Task to carry out: The data below must be repeated exactly. Leave nothing out.

***** Material provided *****

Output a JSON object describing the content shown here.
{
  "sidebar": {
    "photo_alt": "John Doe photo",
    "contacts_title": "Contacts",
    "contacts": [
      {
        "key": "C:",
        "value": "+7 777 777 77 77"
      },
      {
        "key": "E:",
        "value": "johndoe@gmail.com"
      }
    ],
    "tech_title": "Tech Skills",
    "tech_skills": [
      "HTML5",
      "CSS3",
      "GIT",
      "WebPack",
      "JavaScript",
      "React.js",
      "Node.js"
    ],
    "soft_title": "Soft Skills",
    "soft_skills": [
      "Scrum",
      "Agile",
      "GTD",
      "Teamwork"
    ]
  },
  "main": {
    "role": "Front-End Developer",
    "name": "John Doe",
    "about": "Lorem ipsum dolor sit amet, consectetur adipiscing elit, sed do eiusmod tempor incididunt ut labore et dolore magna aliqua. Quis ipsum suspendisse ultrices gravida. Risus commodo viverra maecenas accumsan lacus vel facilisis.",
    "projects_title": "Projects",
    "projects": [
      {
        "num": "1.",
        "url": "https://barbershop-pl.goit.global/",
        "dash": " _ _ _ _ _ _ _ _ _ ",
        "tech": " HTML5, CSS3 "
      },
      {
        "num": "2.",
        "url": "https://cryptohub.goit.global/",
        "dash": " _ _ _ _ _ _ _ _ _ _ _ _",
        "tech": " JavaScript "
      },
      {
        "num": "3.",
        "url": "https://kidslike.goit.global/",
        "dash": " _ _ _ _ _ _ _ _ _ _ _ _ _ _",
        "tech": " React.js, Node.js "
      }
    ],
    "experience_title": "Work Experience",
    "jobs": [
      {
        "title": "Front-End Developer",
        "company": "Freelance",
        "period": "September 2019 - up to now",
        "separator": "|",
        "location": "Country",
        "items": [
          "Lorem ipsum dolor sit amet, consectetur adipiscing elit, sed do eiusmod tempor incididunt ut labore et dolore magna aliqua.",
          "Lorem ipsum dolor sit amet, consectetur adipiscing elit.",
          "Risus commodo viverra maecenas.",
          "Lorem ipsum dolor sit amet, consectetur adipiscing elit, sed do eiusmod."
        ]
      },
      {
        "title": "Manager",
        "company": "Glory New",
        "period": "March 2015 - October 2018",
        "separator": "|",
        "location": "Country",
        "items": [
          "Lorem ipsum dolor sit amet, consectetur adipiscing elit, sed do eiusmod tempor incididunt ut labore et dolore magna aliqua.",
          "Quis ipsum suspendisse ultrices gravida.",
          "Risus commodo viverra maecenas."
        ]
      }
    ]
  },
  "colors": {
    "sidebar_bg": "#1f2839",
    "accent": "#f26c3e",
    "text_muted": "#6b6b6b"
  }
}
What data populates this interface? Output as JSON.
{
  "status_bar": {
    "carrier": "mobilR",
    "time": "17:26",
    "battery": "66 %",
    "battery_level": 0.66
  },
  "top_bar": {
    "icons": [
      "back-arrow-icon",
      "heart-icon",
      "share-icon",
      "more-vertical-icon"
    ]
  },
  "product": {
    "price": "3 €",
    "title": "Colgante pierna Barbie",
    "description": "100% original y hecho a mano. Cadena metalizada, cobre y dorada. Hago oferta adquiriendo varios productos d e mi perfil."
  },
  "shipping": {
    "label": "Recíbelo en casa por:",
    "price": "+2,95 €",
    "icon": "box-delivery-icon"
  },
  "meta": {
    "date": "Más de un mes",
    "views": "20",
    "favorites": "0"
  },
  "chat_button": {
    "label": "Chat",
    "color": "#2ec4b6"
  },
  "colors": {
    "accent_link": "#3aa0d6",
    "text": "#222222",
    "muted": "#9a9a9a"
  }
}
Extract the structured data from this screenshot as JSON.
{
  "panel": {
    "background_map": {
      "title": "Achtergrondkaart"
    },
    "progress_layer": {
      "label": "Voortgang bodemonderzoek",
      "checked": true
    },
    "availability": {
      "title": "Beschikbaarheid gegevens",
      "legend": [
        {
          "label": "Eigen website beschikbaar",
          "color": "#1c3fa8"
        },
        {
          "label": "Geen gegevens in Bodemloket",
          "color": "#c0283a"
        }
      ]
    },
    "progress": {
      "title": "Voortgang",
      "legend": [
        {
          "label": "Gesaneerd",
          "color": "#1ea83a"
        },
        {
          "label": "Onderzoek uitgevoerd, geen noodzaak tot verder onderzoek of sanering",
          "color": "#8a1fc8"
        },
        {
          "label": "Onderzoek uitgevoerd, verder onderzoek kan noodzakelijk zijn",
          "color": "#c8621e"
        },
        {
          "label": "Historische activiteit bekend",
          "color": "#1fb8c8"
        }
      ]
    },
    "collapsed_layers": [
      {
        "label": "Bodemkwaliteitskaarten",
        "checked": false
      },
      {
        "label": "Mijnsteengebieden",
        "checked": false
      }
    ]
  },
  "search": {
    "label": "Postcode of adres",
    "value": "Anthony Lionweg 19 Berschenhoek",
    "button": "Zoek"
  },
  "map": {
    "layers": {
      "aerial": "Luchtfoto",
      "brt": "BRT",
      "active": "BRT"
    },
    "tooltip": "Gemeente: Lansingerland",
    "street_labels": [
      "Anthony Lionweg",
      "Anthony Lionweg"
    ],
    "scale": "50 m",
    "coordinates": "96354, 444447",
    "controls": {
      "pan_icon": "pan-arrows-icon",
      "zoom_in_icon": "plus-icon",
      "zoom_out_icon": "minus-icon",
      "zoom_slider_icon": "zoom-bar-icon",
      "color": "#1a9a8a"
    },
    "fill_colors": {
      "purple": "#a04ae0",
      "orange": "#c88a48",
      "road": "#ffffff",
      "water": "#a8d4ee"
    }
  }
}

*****

Exercise solution:
Output a JSON object describing the content shown here.
{
  "sidebar": {
    "photo_alt": "John Doe photo",
    "contacts_title": "Contacts",
    "contacts": [
      {
        "key": "C:",
        "value": "+7 777 777 77 77"
      },
      {
        "key": "E:",
        "value": "johndoe@gmail.com"
      }
    ],
    "tech_title": "Tech Skills",
    "tech_skills": [
      "HTML5",
      "CSS3",
      "GIT",
      "WebPack",
      "JavaScript",
      "React.js",
      "Node.js"
    ],
    "soft_title": "Soft Skills",
    "soft_skills": [
      "Scrum",
      "Agile",
      "GTD",
      "Teamwork"
    ]
  },
  "main": {
    "role": "Front-End Developer",
    "name": "John Doe",
    "about": "Lorem ipsum dolor sit amet, consectetur adipiscing elit, sed do eiusmod tempor incididunt ut labore et dolore magna aliqua. Quis ipsum suspendisse ultrices gravida. Risus commodo viverra maecenas accumsan lacus vel facilisis.",
    "projects_title": "Projects",
    "projects": [
      {
        "num": "1.",
        "url": "https://barbershop-pl.goit.global/",
        "dash": " _ _ _ _ _ _ _ _ _ ",
        "tech": " HTML5, CSS3 "
      },
      {
        "num": "2.",
        "url": "https://cryptohub.goit.global/",
        "dash": " _ _ _ _ _ _ _ _ _ _ _ _",
        "tech": " JavaScript "
      },
      {
        "num": "3.",
        "url": "https://kidslike.goit.global/",
        "dash": " _ _ _ _ _ _ _ _ _ _ _ _ _ _",
        "tech": " React.js, Node.js "
      }
    ],
    "experience_title": "Work Experience",
    "jobs": [
      {
        "title": "Front-End Developer",
        "company": "Freelance",
        "period": "September 2019 - up to now",
        "separator": "|",
        "location": "Country",
        "items": [
          "Lorem ipsum dolor sit amet, consectetur adipiscing elit, sed do eiusmod tempor incididunt ut labore et dolore magna aliqua.",
          "Lorem ipsum dolor sit amet, consectetur adipiscing elit.",
          "Risus commodo viverra maecenas.",
          "Lorem ipsum dolor sit amet, consectetur adipiscing elit, sed do eiusmod."
        ]
      },
      {
        "title": "Manager",
        "company": "Glory New",
        "period": "March 2015 - October 2018",
        "separator": "|",
        "location": "Country",
        "items": [
          "Lorem ipsum dolor sit amet, consectetur adipiscing elit, sed do eiusmod tempor incididunt ut labore et dolore magna aliqua.",
          "Quis ipsum suspendisse ultrices gravida.",
          "Risus commodo viverra maecenas."
        ]
      }
    ]
  },
  "colors": {
    "sidebar_bg": "#1f2839",
    "accent": "#f26c3e",
    "text_muted": "#6b6b6b"
  }
}
What data populates this interface? Output as JSON.
{
  "status_bar": {
    "carrier": "mobilR",
    "time": "17:26",
    "battery": "66 %",
    "battery_level": 0.66
  },
  "top_bar": {
    "icons": [
      "back-arrow-icon",
      "heart-icon",
      "share-icon",
      "more-vertical-icon"
    ]
  },
  "product": {
    "price": "3 €",
    "title": "Colgante pierna Barbie",
    "description": "100% original y hecho a mano. Cadena metalizada, cobre y dorada. Hago oferta adquiriendo varios productos d e mi perfil."
  },
  "shipping": {
    "label": "Recíbelo en casa por:",
    "price": "+2,95 €",
    "icon": "box-delivery-icon"
  },
  "meta": {
    "date": "Más de un mes",
    "views": "20",
    "favorites": "0"
  },
  "chat_button": {
    "label": "Chat",
    "color": "#2ec4b6"
  },
  "colors": {
    "accent_link": "#3aa0d6",
    "text": "#222222",
    "muted": "#9a9a9a"
  }
}
Extract the structured data from this screenshot as JSON.
{
  "panel": {
    "background_map": {
      "title": "Achtergrondkaart"
    },
    "progress_layer": {
      "label": "Voortgang bodemonderzoek",
      "checked": true
    },
    "availability": {
      "title": "Beschikbaarheid gegevens",
      "legend": [
        {
          "label": "Eigen website beschikbaar",
          "color": "#1c3fa8"
        },
        {
          "label": "Geen gegevens in Bodemloket",
          "color": "#c0283a"
        }
      ]
    },
    "progress": {
      "title": "Voortgang",
      "legend": [
        {
          "label": "Gesaneerd",
          "color": "#1ea83a"
        },
        {
          "label": "Onderzoek uitgevoerd, geen noodzaak tot verder onderzoek of sanering",
          "color": "#8a1fc8"
        },
        {
          "label": "Onderzoek uitgevoerd, verder onderzoek kan noodzakelijk zijn",
          "color": "#c8621e"
        },
        {
          "label": "Historische activiteit bekend",
          "color": "#1fb8c8"
        }
      ]
    },
    "collapsed_layers": [
      {
        "label": "Bodemkwaliteitskaarten",
        "checked": false
      },
      {
        "label": "Mijnsteengebieden",
        "checked": false
      }
    ]
  },
  "search": {
    "label": "Postcode of adres",
    "value": "Anthony Lionweg 19 Berschenhoek",
    "button": "Zoek"
  },
  "map": {
    "layers": {
      "aerial": "Luchtfoto",
      "brt": "BRT",
      "active": "BRT"
    },
    "tooltip": "Gemeente: Lansingerland",
    "street_labels": [
      "Anthony Lionweg",
      "Anthony Lionweg"
    ],
    "scale": "50 m",
    "coordinates": "96354, 444447",
    "controls": {
      "pan_icon": "pan-arrows-icon",
      "zoom_in_icon": "plus-icon",
      "zoom_out_icon": "minus-icon",
      "zoom_slider_icon": "zoom-bar-icon",
      "color": "#1a9a8a"
    },
    "fill_colors": {
      "purple": "#a04ae0",
      "orange": "#c88a48",
      "road": "#ffffff",
      "water": "#a8d4ee"
    }
  }
}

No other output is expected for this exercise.